Over the last decade, Type 2 diabetes has been a growing concern for many countries. Places like the U.S., U.K, and China have seen increasing rates of T2 diagnosis, and government health agencies and global health organizations have been rushing to implement programs that will help turn these numbers around. And recently, a study from the Centers for Disease Control and Prevention in the United States, welcomed some good news from the Type 2 trenches.
For the first time in two decades, the U.S. has seen a leveling off of adults diagnosed with Type 2 diabetes, with the average number of new cases from 2008 – 2012 decreasing about 5.4%. The data, which was collected through the National Health Interview Study, polled 665,000 adults aged 20 to 79. This study is designed to track how well the country is succeeding in their health initiatives, and the initial data is looking pretty good.

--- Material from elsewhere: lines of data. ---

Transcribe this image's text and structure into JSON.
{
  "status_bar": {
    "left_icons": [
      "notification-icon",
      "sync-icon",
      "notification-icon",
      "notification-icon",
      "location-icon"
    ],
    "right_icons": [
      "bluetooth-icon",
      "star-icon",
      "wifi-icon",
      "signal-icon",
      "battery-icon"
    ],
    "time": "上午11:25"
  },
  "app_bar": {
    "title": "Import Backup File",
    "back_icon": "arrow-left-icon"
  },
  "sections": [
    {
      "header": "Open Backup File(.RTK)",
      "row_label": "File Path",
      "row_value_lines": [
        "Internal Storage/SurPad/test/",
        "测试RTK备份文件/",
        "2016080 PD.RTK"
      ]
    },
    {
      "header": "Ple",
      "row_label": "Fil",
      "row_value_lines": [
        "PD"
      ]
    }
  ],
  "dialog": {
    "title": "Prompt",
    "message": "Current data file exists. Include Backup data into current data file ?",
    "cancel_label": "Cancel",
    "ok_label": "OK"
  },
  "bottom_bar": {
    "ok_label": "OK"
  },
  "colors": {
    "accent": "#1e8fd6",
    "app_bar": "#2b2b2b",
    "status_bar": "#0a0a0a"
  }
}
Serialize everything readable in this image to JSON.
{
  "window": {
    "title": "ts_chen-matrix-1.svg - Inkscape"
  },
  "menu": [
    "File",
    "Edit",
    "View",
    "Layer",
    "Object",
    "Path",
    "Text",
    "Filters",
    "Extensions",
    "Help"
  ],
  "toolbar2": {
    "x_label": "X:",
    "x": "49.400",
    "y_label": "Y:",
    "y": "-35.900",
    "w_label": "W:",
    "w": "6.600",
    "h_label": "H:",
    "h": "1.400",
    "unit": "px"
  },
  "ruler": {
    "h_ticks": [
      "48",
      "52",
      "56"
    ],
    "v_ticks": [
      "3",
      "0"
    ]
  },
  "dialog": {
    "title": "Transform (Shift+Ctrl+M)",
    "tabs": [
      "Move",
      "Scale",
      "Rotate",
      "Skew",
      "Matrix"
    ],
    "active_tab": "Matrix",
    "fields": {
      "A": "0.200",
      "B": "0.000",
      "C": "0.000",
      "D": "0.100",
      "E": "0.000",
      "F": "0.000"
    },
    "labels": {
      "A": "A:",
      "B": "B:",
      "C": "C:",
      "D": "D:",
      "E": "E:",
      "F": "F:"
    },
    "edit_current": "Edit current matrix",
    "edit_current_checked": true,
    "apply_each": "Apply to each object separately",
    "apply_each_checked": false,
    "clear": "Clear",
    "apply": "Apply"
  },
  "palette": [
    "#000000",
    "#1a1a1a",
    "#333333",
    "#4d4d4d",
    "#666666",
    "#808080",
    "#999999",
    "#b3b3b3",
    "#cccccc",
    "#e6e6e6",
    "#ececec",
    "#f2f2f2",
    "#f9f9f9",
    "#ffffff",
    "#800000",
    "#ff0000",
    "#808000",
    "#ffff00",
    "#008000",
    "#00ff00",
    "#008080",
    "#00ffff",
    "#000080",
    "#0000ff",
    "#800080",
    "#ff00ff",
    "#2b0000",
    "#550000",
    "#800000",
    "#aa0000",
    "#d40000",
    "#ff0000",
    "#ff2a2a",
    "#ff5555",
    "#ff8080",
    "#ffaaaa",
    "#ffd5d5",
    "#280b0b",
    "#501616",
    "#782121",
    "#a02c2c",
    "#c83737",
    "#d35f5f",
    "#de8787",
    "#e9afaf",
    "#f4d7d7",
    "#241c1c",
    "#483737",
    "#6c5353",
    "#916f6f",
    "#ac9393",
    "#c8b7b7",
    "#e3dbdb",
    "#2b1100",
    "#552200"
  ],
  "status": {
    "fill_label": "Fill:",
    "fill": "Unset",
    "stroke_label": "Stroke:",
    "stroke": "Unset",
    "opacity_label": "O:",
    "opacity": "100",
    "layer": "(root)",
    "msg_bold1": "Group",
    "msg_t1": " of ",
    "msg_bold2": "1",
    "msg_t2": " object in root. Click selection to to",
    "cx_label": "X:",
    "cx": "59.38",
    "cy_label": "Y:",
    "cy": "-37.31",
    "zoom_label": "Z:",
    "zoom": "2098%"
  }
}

The U.S. has turned a strong eye over the last 5-10 years to making healthy lifestyle changes, and passed legislation to increase transparency at restaurants and fast food joints, including listing calorie and nutritional information on menus. It’s possible that small changes like these have helped Americans make healthier decisions.
According to researchers from the CDC, the data also suggests that more positive lifestyle changes have improved death rates from Type 2 diabetes. “People with diabetes are living longer and living healthier” stated Dr. Robert Ratner, the chief scientific and medical officer for the American Diabetes Association.
It’s still too early to tell if this is going to be a long-term decline in new T2 cases, but it’s a bit of positive news for the diabetes community. If not a strong downwards trend, there’s definitely evidence that the rapid increase of Type 2 diabetes of the last few decades is starting to slow down. By sharing more of our stories from the Type 2 community and continuing to educate others on how to decrease Type 2 risks and live healthy lives with diabetes, we can continue to have a positive impact.